■ Problem to solve
Omitting all pictures, retype the entries below exactly as given.
BEGIN Task material
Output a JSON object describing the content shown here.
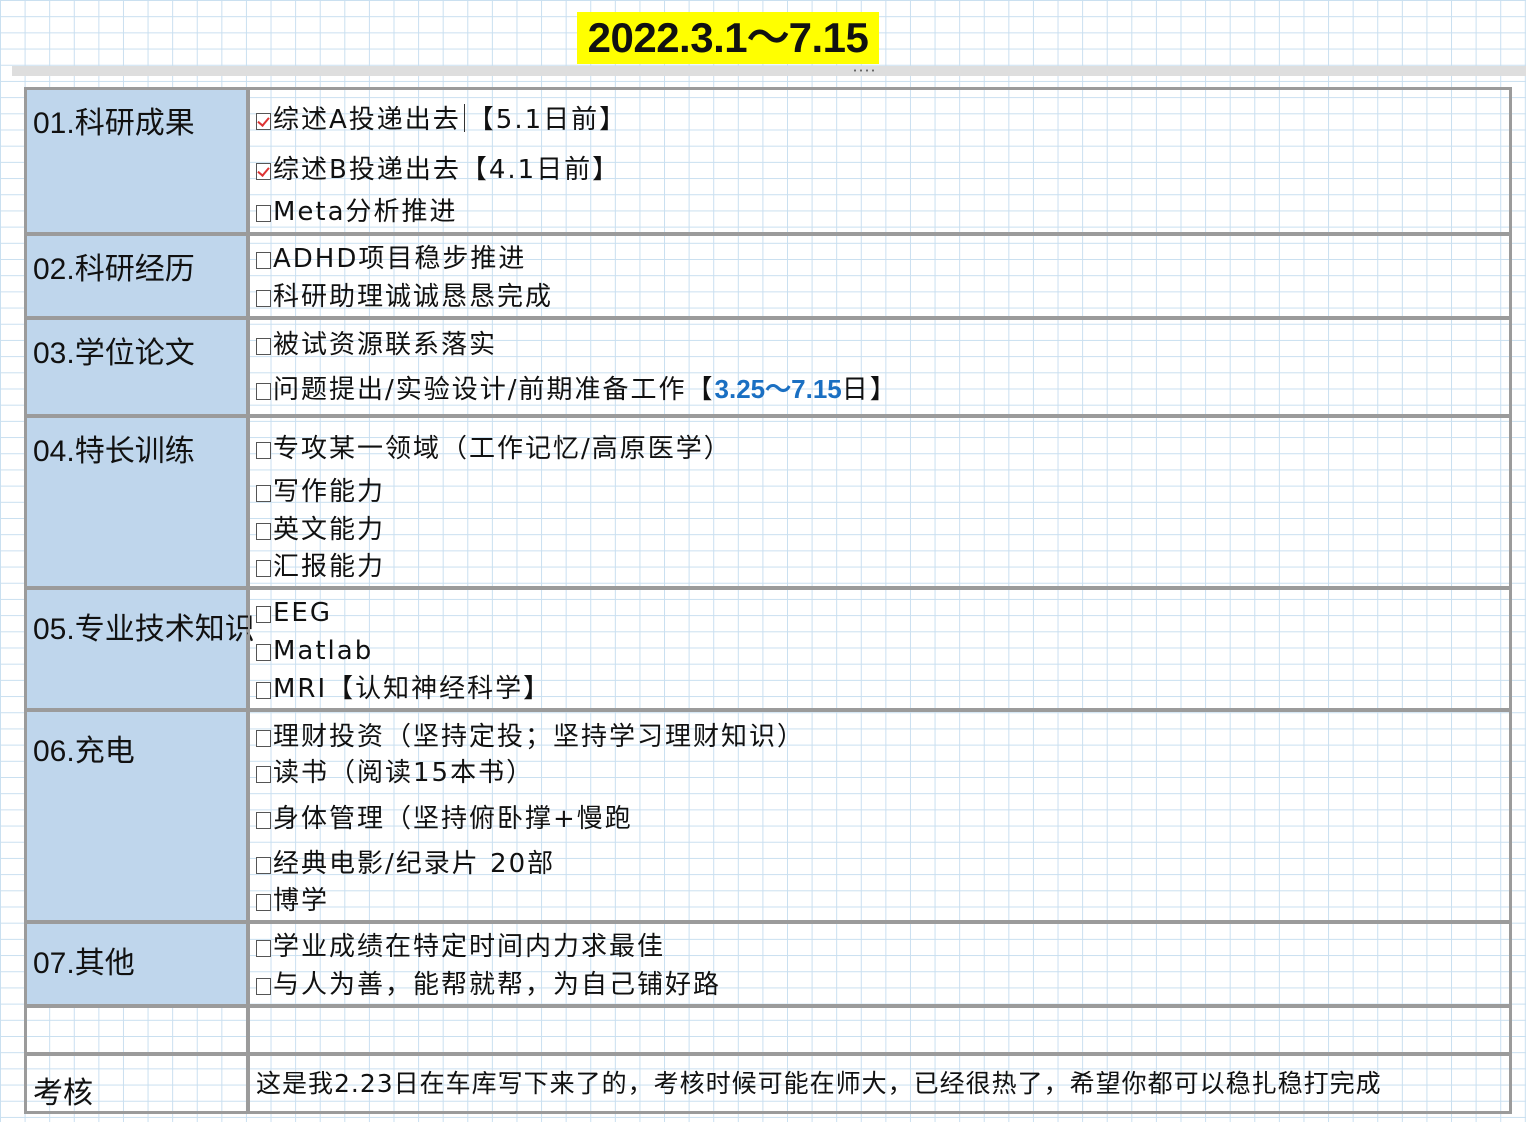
{
  "title": "2022.3.1～7.15",
  "sections": [
    {
      "label": "01.科研成果",
      "items": [
        {
          "before": "综述A投递出去",
          "after": "【5.1日前】",
          "checked": true
        },
        {
          "text": "综述B投递出去【4.1日前】",
          "checked": true
        },
        {
          "text": "Meta分析推进",
          "checked": false
        }
      ]
    },
    {
      "label": "02.科研经历",
      "items": [
        {
          "text": "ADHD项目稳步推进",
          "checked": false
        },
        {
          "text": "科研助理诚诚恳恳完成",
          "checked": false
        }
      ]
    },
    {
      "label": "03.学位论文",
      "items": [
        {
          "text": "被试资源联系落实",
          "checked": false
        },
        {
          "text": "问题提出/实验设计/前期准备工作【",
          "accent": "3.25～7.15",
          "tail": "日】",
          "checked": false
        }
      ]
    },
    {
      "label": "04.特长训练",
      "items": [
        {
          "text": "专攻某一领域（工作记忆/高原医学）",
          "checked": false
        },
        {
          "text": "写作能力",
          "checked": false
        },
        {
          "text": "英文能力",
          "checked": false
        },
        {
          "text": "汇报能力",
          "checked": false
        }
      ]
    },
    {
      "label": "05.专业技术知识",
      "items": [
        {
          "text": "EEG",
          "checked": false
        },
        {
          "text": "Matlab",
          "checked": false
        },
        {
          "text": "MRI【认知神经科学】",
          "checked": false
        }
      ]
    },
    {
      "label": "06.充电",
      "items": [
        {
          "text": "理财投资（坚持定投；坚持学习理财知识）",
          "checked": false
        },
        {
          "text": "读书（阅读15本书）",
          "checked": false
        },
        {
          "text": "身体管理（坚持俯卧撑+慢跑",
          "checked": false
        },
        {
          "text": "经典电影/纪录片 20部",
          "checked": false
        },
        {
          "text": "博学",
          "checked": false
        }
      ]
    },
    {
      "label": "07.其他",
      "items": [
        {
          "text": "学业成绩在特定时间内力求最佳",
          "checked": false
        },
        {
          "text": "与人为善，能帮就帮，为自己铺好路",
          "checked": false
        }
      ]
    }
  ],
  "blank_row": {
    "label": "",
    "text": ""
  },
  "assessment": {
    "label": "考核",
    "text": "这是我2.23日在车库写下来了的，考核时候可能在师大，已经很热了，希望你都可以稳扎稳打完成"
  }
}
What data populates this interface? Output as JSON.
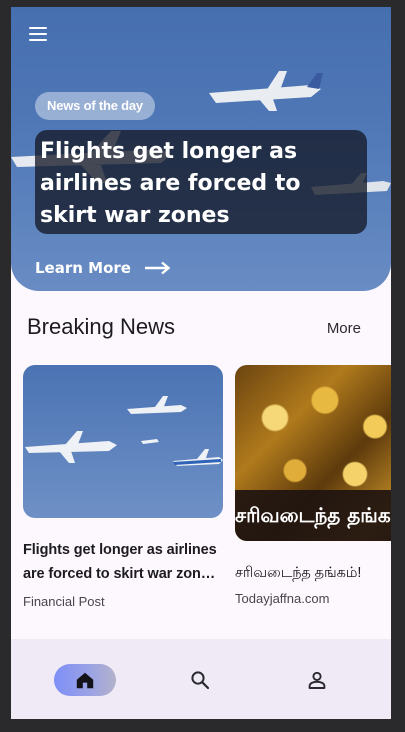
{
  "hero": {
    "chip": "News of the day",
    "title": "Flights get longer as airlines are forced to skirt war zones",
    "cta": "Learn More",
    "icons": [
      "menu-icon",
      "arrow-right-icon"
    ]
  },
  "section": {
    "title": "Breaking News",
    "more": "More"
  },
  "cards": [
    {
      "headline": "Flights get longer as airlines are forced to skirt war zon…",
      "source": "Financial Post"
    },
    {
      "image_caption": "சரிவடைந்த தங்கம்",
      "headline": "சரிவடைந்த தங்கம்!",
      "source": "Todayjaffna.com"
    }
  ],
  "bottom_nav": {
    "items": [
      "home-icon",
      "search-icon",
      "person-icon"
    ],
    "selected": "home-icon"
  },
  "colors": {
    "hero_sky": "#4f77b6",
    "page_bg": "#fcf8fd",
    "nav_bg": "#efeaf6",
    "nav_active": "#8e97ee"
  }
}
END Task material
■ Written reply
Output a JSON object describing the content shown here.
{
  "title": "2022.3.1～7.15",
  "sections": [
    {
      "label": "01.科研成果",
      "items": [
        {
          "before": "综述A投递出去",
          "after": "【5.1日前】",
          "checked": true
        },
        {
          "text": "综述B投递出去【4.1日前】",
          "checked": true
        },
        {
          "text": "Meta分析推进",
          "checked": false
        }
      ]
    },
    {
      "label": "02.科研经历",
      "items": [
        {
          "text": "ADHD项目稳步推进",
          "checked": false
        },
        {
          "text": "科研助理诚诚恳恳完成",
          "checked": false
        }
      ]
    },
    {
      "label": "03.学位论文",
      "items": [
        {
          "text": "被试资源联系落实",
          "checked": false
        },
        {
          "text": "问题提出/实验设计/前期准备工作【",
          "accent": "3.25～7.15",
          "tail": "日】",
          "checked": false
        }
      ]
    },
    {
      "label": "04.特长训练",
      "items": [
        {
          "text": "专攻某一领域（工作记忆/高原医学）",
          "checked": false
        },
        {
          "text": "写作能力",
          "checked": false
        },
        {
          "text": "英文能力",
          "checked": false
        },
        {
          "text": "汇报能力",
          "checked": false
        }
      ]
    },
    {
      "label": "05.专业技术知识",
      "items": [
        {
          "text": "EEG",
          "checked": false
        },
        {
          "text": "Matlab",
          "checked": false
        },
        {
          "text": "MRI【认知神经科学】",
          "checked": false
        }
      ]
    },
    {
      "label": "06.充电",
      "items": [
        {
          "text": "理财投资（坚持定投；坚持学习理财知识）",
          "checked": false
        },
        {
          "text": "读书（阅读15本书）",
          "checked": false
        },
        {
          "text": "身体管理（坚持俯卧撑+慢跑",
          "checked": false
        },
        {
          "text": "经典电影/纪录片 20部",
          "checked": false
        },
        {
          "text": "博学",
          "checked": false
        }
      ]
    },
    {
      "label": "07.其他",
      "items": [
        {
          "text": "学业成绩在特定时间内力求最佳",
          "checked": false
        },
        {
          "text": "与人为善，能帮就帮，为自己铺好路",
          "checked": false
        }
      ]
    }
  ],
  "blank_row": {
    "label": "",
    "text": ""
  },
  "assessment": {
    "label": "考核",
    "text": "这是我2.23日在车库写下来了的，考核时候可能在师大，已经很热了，希望你都可以稳扎稳打完成"
  }
}
What data populates this interface? Output as JSON.
{
  "hero": {
    "chip": "News of the day",
    "title": "Flights get longer as airlines are forced to skirt war zones",
    "cta": "Learn More",
    "icons": [
      "menu-icon",
      "arrow-right-icon"
    ]
  },
  "section": {
    "title": "Breaking News",
    "more": "More"
  },
  "cards": [
    {
      "headline": "Flights get longer as airlines are forced to skirt war zon…",
      "source": "Financial Post"
    },
    {
      "image_caption": "சரிவடைந்த தங்கம்",
      "headline": "சரிவடைந்த தங்கம்!",
      "source": "Todayjaffna.com"
    }
  ],
  "bottom_nav": {
    "items": [
      "home-icon",
      "search-icon",
      "person-icon"
    ],
    "selected": "home-icon"
  },
  "colors": {
    "hero_sky": "#4f77b6",
    "page_bg": "#fcf8fd",
    "nav_bg": "#efeaf6",
    "nav_active": "#8e97ee"
  }
}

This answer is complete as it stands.